In this exercise, each record below is to be written out again exactly.

___

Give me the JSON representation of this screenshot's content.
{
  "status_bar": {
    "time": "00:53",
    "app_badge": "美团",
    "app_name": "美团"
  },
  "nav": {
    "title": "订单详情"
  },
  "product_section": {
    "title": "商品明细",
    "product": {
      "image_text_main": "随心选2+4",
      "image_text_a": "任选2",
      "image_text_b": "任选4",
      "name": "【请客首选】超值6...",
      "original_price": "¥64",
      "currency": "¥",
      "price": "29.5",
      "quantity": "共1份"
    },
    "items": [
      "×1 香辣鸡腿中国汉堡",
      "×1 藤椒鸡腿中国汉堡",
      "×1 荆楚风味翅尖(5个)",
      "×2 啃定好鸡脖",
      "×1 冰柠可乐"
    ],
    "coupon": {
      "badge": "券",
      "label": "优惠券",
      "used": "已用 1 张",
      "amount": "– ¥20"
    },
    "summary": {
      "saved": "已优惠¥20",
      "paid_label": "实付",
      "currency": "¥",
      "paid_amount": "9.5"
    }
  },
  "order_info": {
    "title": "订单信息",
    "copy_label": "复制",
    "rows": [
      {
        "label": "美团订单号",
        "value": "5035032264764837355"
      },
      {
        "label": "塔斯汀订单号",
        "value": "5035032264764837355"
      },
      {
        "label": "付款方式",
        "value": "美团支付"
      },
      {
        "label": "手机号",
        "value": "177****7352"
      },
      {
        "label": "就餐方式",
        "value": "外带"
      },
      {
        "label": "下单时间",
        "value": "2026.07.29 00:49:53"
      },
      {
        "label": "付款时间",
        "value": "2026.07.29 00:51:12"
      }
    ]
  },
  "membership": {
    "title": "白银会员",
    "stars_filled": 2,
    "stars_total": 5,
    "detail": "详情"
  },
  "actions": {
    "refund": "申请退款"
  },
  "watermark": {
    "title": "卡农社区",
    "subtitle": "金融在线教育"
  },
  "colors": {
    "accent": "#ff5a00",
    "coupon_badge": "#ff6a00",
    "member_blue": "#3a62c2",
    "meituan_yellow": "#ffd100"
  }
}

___

- Written response -
Give me the JSON representation of this screenshot's content.
{
  "status_bar": {
    "time": "00:53",
    "app_badge": "美团",
    "app_name": "美团"
  },
  "nav": {
    "title": "订单详情"
  },
  "product_section": {
    "title": "商品明细",
    "product": {
      "image_text_main": "随心选2+4",
      "image_text_a": "任选2",
      "image_text_b": "任选4",
      "name": "【请客首选】超值6...",
      "original_price": "¥64",
      "currency": "¥",
      "price": "29.5",
      "quantity": "共1份"
    },
    "items": [
      "×1 香辣鸡腿中国汉堡",
      "×1 藤椒鸡腿中国汉堡",
      "×1 荆楚风味翅尖(5个)",
      "×2 啃定好鸡脖",
      "×1 冰柠可乐"
    ],
    "coupon": {
      "badge": "券",
      "label": "优惠券",
      "used": "已用 1 张",
      "amount": "– ¥20"
    },
    "summary": {
      "saved": "已优惠¥20",
      "paid_label": "实付",
      "currency": "¥",
      "paid_amount": "9.5"
    }
  },
  "order_info": {
    "title": "订单信息",
    "copy_label": "复制",
    "rows": [
      {
        "label": "美团订单号",
        "value": "5035032264764837355"
      },
      {
        "label": "塔斯汀订单号",
        "value": "5035032264764837355"
      },
      {
        "label": "付款方式",
        "value": "美团支付"
      },
      {
        "label": "手机号",
        "value": "177****7352"
      },
      {
        "label": "就餐方式",
        "value": "外带"
      },
      {
        "label": "下单时间",
        "value": "2026.07.29 00:49:53"
      },
      {
        "label": "付款时间",
        "value": "2026.07.29 00:51:12"
      }
    ]
  },
  "membership": {
    "title": "白银会员",
    "stars_filled": 2,
    "stars_total": 5,
    "detail": "详情"
  },
  "actions": {
    "refund": "申请退款"
  },
  "watermark": {
    "title": "卡农社区",
    "subtitle": "金融在线教育"
  },
  "colors": {
    "accent": "#ff5a00",
    "coupon_badge": "#ff6a00",
    "member_blue": "#3a62c2",
    "meituan_yellow": "#ffd100"
  }
}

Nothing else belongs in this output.